Brief:
Narrow the data below down to the lines containing "replies".

Records shown:
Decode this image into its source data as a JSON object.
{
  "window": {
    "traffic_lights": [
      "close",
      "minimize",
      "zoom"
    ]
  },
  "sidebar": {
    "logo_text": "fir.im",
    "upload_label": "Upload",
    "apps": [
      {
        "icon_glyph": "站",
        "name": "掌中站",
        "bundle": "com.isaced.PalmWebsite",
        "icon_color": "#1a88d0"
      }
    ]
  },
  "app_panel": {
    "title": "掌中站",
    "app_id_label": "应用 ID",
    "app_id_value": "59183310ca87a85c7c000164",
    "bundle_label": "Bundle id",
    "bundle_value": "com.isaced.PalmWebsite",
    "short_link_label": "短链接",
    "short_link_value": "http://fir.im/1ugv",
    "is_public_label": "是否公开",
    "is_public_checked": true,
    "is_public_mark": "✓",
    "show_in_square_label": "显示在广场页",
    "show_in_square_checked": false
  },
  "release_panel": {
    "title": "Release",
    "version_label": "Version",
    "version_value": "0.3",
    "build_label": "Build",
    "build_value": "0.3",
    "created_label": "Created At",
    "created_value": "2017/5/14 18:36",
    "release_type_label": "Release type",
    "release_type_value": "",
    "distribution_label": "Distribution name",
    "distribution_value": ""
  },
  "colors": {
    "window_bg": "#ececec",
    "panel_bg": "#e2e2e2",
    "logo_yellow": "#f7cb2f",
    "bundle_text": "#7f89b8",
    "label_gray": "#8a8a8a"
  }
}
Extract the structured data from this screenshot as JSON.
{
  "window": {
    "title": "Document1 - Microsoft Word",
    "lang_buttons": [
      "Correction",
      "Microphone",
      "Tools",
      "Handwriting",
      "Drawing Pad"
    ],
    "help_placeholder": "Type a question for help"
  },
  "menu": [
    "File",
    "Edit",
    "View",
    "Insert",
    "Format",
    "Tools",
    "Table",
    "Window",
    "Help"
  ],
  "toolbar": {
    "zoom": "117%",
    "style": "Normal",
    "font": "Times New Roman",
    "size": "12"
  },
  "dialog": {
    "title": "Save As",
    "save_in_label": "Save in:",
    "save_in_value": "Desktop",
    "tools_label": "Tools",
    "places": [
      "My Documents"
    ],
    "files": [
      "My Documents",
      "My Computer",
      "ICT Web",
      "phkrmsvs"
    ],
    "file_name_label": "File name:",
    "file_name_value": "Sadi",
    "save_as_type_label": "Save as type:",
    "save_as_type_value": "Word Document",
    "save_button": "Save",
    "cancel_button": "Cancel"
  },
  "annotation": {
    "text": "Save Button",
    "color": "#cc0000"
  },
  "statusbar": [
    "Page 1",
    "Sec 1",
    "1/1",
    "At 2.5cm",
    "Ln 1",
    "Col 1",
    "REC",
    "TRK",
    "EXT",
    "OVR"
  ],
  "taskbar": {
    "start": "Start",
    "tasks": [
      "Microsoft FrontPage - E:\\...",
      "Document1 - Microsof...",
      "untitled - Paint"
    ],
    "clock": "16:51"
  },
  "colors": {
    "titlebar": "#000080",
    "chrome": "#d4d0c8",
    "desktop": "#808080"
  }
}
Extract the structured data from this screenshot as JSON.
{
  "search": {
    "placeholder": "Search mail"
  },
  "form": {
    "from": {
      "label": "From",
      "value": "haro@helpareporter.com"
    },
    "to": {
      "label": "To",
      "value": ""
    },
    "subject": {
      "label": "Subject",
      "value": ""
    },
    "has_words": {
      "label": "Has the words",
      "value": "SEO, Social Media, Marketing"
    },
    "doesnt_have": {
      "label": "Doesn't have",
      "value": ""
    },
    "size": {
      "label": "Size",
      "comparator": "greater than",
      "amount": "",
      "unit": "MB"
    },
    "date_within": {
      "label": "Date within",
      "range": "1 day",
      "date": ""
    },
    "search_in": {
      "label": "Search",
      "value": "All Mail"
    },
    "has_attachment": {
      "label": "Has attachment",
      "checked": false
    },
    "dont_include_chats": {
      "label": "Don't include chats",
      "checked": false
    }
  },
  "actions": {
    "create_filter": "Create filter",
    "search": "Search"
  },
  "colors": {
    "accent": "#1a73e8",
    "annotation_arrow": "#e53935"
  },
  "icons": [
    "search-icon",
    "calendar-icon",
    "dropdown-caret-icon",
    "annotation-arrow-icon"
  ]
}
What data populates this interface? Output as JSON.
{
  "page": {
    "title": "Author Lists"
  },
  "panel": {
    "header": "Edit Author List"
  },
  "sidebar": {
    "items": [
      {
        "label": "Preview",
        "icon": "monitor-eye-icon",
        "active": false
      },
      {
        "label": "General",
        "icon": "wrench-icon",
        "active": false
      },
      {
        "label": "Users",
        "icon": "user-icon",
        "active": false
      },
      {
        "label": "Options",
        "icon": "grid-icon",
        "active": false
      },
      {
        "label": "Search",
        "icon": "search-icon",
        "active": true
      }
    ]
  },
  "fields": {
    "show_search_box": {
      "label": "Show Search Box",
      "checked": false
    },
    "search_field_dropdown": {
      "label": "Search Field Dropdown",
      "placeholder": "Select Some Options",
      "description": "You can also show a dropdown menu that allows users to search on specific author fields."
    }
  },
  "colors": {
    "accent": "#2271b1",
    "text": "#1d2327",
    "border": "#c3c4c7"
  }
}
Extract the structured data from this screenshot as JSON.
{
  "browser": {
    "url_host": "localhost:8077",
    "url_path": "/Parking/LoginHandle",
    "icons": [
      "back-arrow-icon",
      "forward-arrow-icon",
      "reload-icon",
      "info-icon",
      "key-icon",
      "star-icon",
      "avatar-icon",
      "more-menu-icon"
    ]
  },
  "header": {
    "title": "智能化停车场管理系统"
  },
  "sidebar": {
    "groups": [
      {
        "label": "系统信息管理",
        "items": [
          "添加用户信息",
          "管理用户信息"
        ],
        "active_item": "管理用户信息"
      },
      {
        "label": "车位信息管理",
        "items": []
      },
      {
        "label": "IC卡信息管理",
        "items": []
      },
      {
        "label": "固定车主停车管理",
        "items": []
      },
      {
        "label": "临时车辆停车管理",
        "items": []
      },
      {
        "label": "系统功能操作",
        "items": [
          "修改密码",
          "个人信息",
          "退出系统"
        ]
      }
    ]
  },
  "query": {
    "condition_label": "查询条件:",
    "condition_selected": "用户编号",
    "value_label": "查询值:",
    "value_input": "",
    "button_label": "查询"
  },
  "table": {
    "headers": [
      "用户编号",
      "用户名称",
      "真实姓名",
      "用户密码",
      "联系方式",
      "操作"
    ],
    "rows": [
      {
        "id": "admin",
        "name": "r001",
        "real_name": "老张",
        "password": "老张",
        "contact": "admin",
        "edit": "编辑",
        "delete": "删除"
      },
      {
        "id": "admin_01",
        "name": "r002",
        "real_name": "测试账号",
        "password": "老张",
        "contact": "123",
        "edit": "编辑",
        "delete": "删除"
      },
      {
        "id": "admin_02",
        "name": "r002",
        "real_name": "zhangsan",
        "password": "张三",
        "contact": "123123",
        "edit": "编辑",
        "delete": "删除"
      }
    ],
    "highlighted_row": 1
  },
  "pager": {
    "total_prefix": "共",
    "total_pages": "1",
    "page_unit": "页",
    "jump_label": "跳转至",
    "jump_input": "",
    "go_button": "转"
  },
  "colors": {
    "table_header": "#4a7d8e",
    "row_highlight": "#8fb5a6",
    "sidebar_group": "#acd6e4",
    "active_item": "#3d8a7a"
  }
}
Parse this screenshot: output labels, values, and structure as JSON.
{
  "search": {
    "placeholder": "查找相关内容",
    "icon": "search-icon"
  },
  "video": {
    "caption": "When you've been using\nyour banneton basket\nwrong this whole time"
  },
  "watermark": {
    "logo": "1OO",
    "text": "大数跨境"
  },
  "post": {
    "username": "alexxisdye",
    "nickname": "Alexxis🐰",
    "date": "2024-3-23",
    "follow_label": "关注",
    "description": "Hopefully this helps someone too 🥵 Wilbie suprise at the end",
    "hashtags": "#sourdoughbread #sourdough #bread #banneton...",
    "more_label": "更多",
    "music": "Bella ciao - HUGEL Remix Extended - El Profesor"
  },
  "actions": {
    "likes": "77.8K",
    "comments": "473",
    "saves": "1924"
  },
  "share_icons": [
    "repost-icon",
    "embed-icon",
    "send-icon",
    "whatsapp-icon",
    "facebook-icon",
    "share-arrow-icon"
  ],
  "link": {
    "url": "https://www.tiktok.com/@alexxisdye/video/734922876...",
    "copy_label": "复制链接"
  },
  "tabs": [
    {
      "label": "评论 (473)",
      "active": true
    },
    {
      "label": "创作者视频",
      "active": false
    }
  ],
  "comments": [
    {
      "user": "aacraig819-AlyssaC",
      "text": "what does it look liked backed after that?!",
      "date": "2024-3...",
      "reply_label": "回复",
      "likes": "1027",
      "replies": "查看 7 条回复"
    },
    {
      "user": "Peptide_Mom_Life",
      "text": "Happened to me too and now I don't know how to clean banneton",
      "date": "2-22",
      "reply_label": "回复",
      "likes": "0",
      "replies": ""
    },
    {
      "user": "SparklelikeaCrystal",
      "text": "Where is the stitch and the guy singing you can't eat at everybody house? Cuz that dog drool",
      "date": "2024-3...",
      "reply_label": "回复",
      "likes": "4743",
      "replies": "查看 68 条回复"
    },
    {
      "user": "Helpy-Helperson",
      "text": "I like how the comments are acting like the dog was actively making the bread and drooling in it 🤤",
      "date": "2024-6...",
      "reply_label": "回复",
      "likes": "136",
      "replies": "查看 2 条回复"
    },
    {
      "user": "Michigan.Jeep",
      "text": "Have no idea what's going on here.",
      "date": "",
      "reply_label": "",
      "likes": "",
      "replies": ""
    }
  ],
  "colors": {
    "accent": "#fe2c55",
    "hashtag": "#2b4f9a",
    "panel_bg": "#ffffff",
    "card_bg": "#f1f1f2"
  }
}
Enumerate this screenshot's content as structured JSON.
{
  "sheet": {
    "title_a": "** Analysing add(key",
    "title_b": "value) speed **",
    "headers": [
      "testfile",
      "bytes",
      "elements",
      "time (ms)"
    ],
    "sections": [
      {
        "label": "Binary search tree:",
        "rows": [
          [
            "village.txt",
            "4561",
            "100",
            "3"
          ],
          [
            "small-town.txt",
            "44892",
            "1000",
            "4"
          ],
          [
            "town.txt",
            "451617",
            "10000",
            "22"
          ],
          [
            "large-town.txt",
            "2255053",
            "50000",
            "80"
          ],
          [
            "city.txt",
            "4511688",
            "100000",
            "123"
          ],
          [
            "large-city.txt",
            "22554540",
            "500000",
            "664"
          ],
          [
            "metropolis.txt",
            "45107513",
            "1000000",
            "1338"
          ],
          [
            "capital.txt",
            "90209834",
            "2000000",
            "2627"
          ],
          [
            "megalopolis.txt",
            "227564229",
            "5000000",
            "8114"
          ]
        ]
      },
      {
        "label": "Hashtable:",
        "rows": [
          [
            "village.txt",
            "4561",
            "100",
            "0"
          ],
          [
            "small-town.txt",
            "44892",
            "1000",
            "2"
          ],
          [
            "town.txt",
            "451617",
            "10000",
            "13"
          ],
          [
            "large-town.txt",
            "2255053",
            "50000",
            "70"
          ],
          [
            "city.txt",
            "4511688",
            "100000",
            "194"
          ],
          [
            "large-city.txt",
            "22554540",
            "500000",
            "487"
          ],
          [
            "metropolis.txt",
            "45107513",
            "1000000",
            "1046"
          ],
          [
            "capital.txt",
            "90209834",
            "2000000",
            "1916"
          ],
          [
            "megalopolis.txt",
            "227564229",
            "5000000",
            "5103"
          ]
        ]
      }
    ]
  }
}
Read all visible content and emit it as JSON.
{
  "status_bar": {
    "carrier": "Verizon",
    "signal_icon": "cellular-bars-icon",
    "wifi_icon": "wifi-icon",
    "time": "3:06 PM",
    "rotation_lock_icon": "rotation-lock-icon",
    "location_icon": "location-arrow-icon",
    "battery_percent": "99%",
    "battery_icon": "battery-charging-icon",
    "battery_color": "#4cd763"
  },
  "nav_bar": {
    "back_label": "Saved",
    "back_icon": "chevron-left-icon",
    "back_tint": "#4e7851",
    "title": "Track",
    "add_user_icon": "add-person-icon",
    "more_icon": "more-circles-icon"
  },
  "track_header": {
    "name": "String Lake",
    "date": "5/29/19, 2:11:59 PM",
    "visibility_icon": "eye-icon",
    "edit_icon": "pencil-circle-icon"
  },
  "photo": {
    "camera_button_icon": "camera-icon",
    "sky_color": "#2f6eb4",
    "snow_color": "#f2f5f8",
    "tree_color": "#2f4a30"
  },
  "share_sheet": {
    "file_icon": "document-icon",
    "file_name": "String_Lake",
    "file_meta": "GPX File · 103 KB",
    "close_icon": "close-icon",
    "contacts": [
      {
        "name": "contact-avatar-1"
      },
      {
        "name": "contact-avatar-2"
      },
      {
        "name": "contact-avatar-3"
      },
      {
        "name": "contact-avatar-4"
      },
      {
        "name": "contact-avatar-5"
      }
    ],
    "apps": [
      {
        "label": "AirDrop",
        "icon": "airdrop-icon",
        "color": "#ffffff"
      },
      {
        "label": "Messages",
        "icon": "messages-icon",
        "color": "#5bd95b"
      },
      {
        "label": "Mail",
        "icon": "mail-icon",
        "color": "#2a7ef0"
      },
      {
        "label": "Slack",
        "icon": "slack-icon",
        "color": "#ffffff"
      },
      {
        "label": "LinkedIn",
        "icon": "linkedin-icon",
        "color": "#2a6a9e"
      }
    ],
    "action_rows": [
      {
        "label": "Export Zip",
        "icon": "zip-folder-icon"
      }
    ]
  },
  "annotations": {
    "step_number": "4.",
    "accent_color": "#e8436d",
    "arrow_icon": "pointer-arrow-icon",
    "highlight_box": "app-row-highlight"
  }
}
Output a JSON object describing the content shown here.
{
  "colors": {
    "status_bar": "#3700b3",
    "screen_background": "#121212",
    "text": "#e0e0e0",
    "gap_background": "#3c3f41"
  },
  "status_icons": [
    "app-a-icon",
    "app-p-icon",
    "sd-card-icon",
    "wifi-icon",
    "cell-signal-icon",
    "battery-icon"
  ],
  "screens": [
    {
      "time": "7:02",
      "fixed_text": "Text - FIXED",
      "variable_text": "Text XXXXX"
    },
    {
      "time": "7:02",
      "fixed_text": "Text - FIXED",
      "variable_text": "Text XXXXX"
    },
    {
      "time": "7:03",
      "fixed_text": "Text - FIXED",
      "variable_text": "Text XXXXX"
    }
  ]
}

Exercise answer:
      "replies": "查看 7 条回复"
      "replies": ""
      "replies": "查看 68 条回复"
      "replies": "查看 2 条回复"
      "replies": ""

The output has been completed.